There are two golfers per team who take turns hitting the same ball. One golfer hits odd numbered shots and one hits even. Easy enough, right? This format also greatly speeds up matches for large groups.
Low Gross Net Score Tournament Format
This one requires some basic arithmetic at the end of your round. Just as the name suggests, the team with the lowest total combined score at the end of the event wins.
More Golf Tournament Formats
There are a lot of ways to play golf! Some more advanced formats include stableford, shamble, and blind hole match.
Setup Competitions throughout the Event
There are a ton of fun competitions you can station throughout the course to energize your event. On different holes throughout the course set up competitions for longest drive, longest putt and closest to the pin. After everyone completes their rounds you can announce the winners and award prizes.
Prizes and Awards
The most common prizes for these on-course type events are typically custom logo electronics, golf gear, or outdoor products. Want prizes that people will actually want? Putting your corporate logo or the logo for your golf tournament on anything from speakers to coolers is a perfect way to commemorate your event. Or how about a custom embroidered golf bag for under 100 bucks?! For smaller prizes, check out our custom logo golf accessories for items like golf towels, ball markers, golf gloves and more.
Plan for After Golf
Your attendees will be hungry and thirsty after their round, so a banquet or dinner is a perfect way to wrap up your event. The nineteenth hole is an age-old tradition in golf, so plan a half hour for golfers to enjoy cocktails and hors d'oeuvres as they trickle in from the course. Once everyone is back from their rounds you can finish they day with dinner and an awards ceremony to distribute prizes to your big winners!
As a socially distanced option for post-golf celebration, try an outdoor picnic. Get in touch with local restaurants and caterers for boxed individual meals, and enjoy dinner and drinks safely!
Cover all your bases
Make sure to have a back-up plan in place in case it rains. Providing golfers with custom rain gear in advance is a great way to hedge your bets against mother nature. Think of it as hitting a provisional ball!
Additionally, if you are planning a corporate event make sure that there are alternate activities planned for those you do not want to or are not able to golf. Reserving a room in the club house for other team building activities is never a bad call.
Leading Up to the Golf Event
In the weeks leading up to your golf outing there are a few tasks you’ll want to tackle to make sure all your ducks are in a row.

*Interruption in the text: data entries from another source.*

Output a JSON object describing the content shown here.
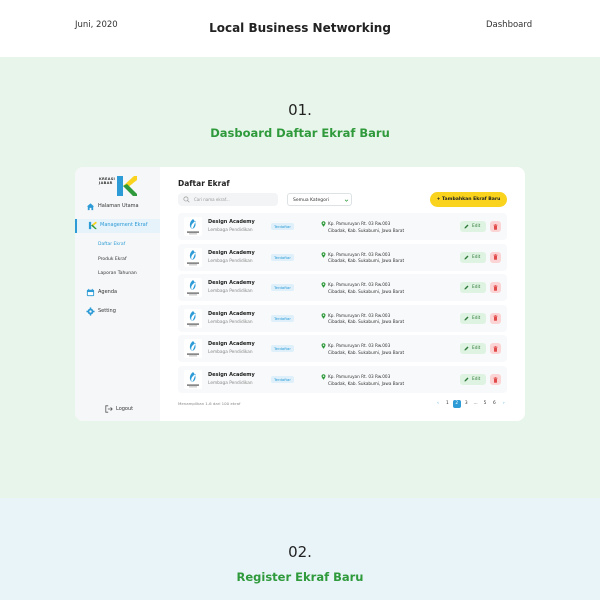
{
  "header": {
    "date": "Juni, 2020",
    "title": "Local Business Networking",
    "right_link": "Dashboard"
  },
  "section1": {
    "number": "01.",
    "title": "Dasboard Daftar Ekraf Baru"
  },
  "section2": {
    "number": "02.",
    "title": "Register Ekraf  Baru"
  },
  "colors": {
    "accent_blue": "#2d9bd6",
    "brand_green": "#2f9a3b",
    "button_yellow": "#f9d31e",
    "section1_bg": "#e8f5ea",
    "section2_bg": "#e9f4f9"
  },
  "logo": {
    "line1": "KREASI",
    "line2": "JABAR"
  },
  "sidebar": {
    "items": [
      {
        "label": "Halaman Utama",
        "icon": "home-icon"
      },
      {
        "label": "Management Ekraf",
        "icon": "k-logo-icon"
      },
      {
        "label": "Agenda",
        "icon": "calendar-icon"
      },
      {
        "label": "Setting",
        "icon": "gear-icon"
      }
    ],
    "subitems": [
      {
        "label": "Daftar Ekraf"
      },
      {
        "label": "Produk Ekraf"
      },
      {
        "label": "Laporan Tahunan"
      }
    ],
    "logout": "Logout"
  },
  "main": {
    "title": "Daftar Ekraf",
    "search_placeholder": "Cari nama ekraf...",
    "category_select": "Semua Kategori",
    "add_button": "+ Tambahkan Ekraf Baru",
    "rows": [
      {
        "name": "Design Academy",
        "type": "Lembaga Pendidikan",
        "status": "Terdaftar",
        "address1": "Kp. Pamuruyan Rt. 03 Rw.003",
        "address2": "Cibadak, Kab. Sukabumi, Jawa Barat",
        "edit": "Edit"
      },
      {
        "name": "Design Academy",
        "type": "Lembaga Pendidikan",
        "status": "Terdaftar",
        "address1": "Kp. Pamuruyan Rt. 03 Rw.003",
        "address2": "Cibadak, Kab. Sukabumi, Jawa Barat",
        "edit": "Edit"
      },
      {
        "name": "Design Academy",
        "type": "Lembaga Pendidikan",
        "status": "Terdaftar",
        "address1": "Kp. Pamuruyan Rt. 03 Rw.003",
        "address2": "Cibadak, Kab. Sukabumi, Jawa Barat",
        "edit": "Edit"
      },
      {
        "name": "Design Academy",
        "type": "Lembaga Pendidikan",
        "status": "Terdaftar",
        "address1": "Kp. Pamuruyan Rt. 03 Rw.003",
        "address2": "Cibadak, Kab. Sukabumi, Jawa Barat",
        "edit": "Edit"
      },
      {
        "name": "Design Academy",
        "type": "Lembaga Pendidikan",
        "status": "Terdaftar",
        "address1": "Kp. Pamuruyan Rt. 03 Rw.003",
        "address2": "Cibadak, Kab. Sukabumi, Jawa Barat",
        "edit": "Edit"
      },
      {
        "name": "Design Academy",
        "type": "Lembaga Pendidikan",
        "status": "Terdaftar",
        "address1": "Kp. Pamuruyan Rt. 03 Rw.003",
        "address2": "Cibadak, Kab. Sukabumi, Jawa Barat",
        "edit": "Edit"
      }
    ],
    "footer_text": "Menampilkan 1-6 dari 100 ekraf",
    "pagination": {
      "prev": "‹",
      "pages": [
        "1",
        "2",
        "3",
        "...",
        "5",
        "6"
      ],
      "current": "2",
      "next": "›"
    }
  }
}
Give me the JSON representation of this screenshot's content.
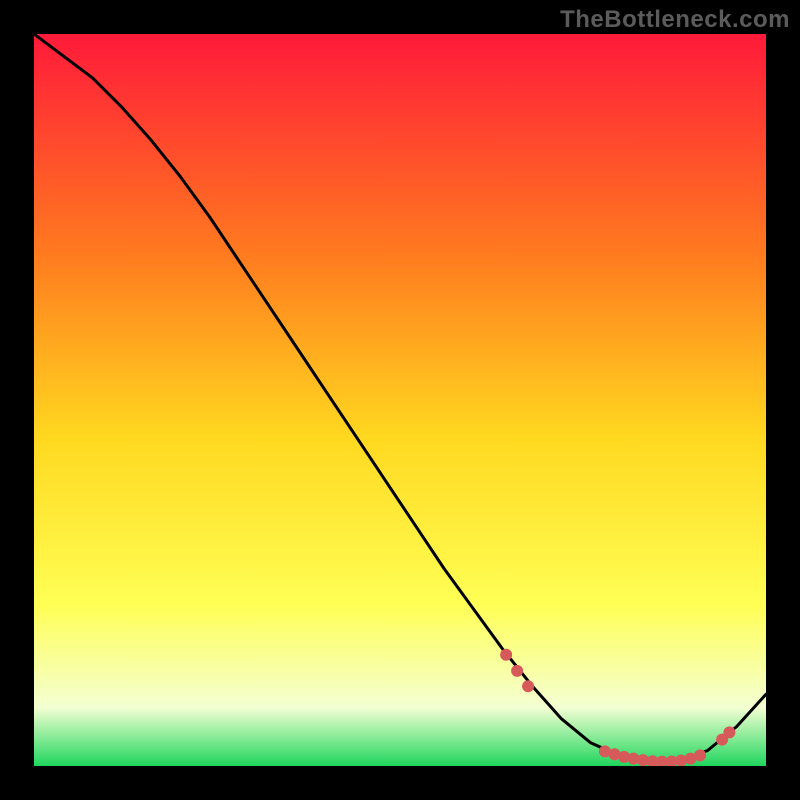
{
  "watermark": "TheBottleneck.com",
  "colors": {
    "top": "#ff1a3a",
    "upper_mid": "#ff7a1f",
    "mid": "#ffd81f",
    "lower_mid": "#ffff55",
    "pale": "#f4ffd3",
    "green": "#1fd65d",
    "curve": "#000000",
    "marker": "#d75a5a",
    "background": "#000000"
  },
  "chart_data": {
    "type": "line",
    "title": "",
    "xlabel": "",
    "ylabel": "",
    "xlim": [
      0,
      100
    ],
    "ylim": [
      0,
      100
    ],
    "curve": {
      "x": [
        0,
        4,
        8,
        12,
        16,
        20,
        24,
        28,
        32,
        36,
        40,
        44,
        48,
        52,
        56,
        60,
        64,
        68,
        72,
        76,
        80,
        84,
        88,
        92,
        96,
        100
      ],
      "y": [
        100,
        97,
        94,
        90,
        85.5,
        80.5,
        75,
        69,
        63,
        57,
        51,
        45,
        39,
        33,
        27,
        21.5,
        16,
        11,
        6.5,
        3.2,
        1.4,
        0.6,
        0.7,
        2.1,
        5.4,
        9.8
      ]
    },
    "markers": {
      "x": [
        64.5,
        66,
        67.5,
        78,
        79.3,
        80.6,
        81.9,
        83.2,
        84.5,
        85.8,
        87.1,
        88.4,
        89.7,
        91,
        94,
        95
      ],
      "y": [
        15.2,
        13.0,
        10.9,
        2.0,
        1.6,
        1.25,
        1.0,
        0.8,
        0.65,
        0.6,
        0.62,
        0.75,
        1.0,
        1.45,
        3.6,
        4.6
      ]
    }
  }
}
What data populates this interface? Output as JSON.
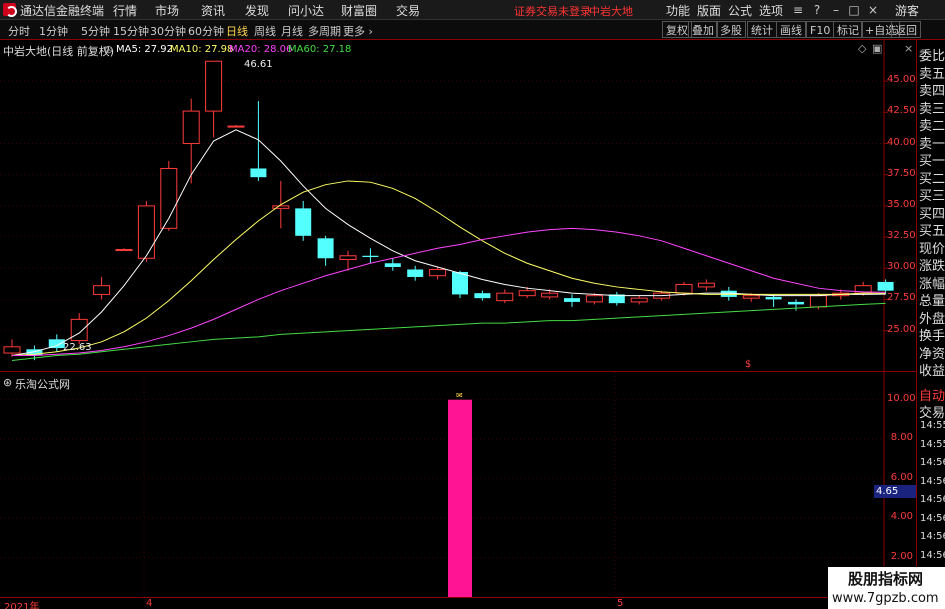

Schedule Tee Times
Tee times need to be determined in advance of the event. If you are doing a shotgun start, make sure that everyone knows what hole they are teeing off at. If you’re not doing a shotgun start, be sure that all golfers know what time they are teeing off.
Verify Food and Beverage Plans
Touch base with the golf course or the catering company to confirm that everyone is on the same page here. Hungry and thirsty golfers will turn on you quick!
Order Materials for the Golf Event
Equipment – contact the course to make sure there are enough rental clubs and golf carts to meet your group’s needs.
Prizes – it would be awfully awkward if you had to send your winners home empty handed!
Print your Itinerary
A good itinerary or program for your event should include the following information:
- Schedule of events and tee times
- Preview of contests and prizes
- Information on the course, clubhouse and locker rooms.
- Club provided or custom scorecards
On Day of Your Golf Event
The day is finally here! It’s almost time to kick back and enjoy your event, but there are a few more things you should do to make sure you ace your golf outing. You’ll want to get to the course early to do a walk through and meet the event staff. Once you’ve got the lay of the land it’s time to set up any signage for the event and your registration booth. At your registration booth you should also distribute the itinerary for the event along with the tee gifts if you are doing a shotgun start. Once golfers are on the course you can either focus on setting up the after-golf events or get out there and play yourself. Hit ‘em straight!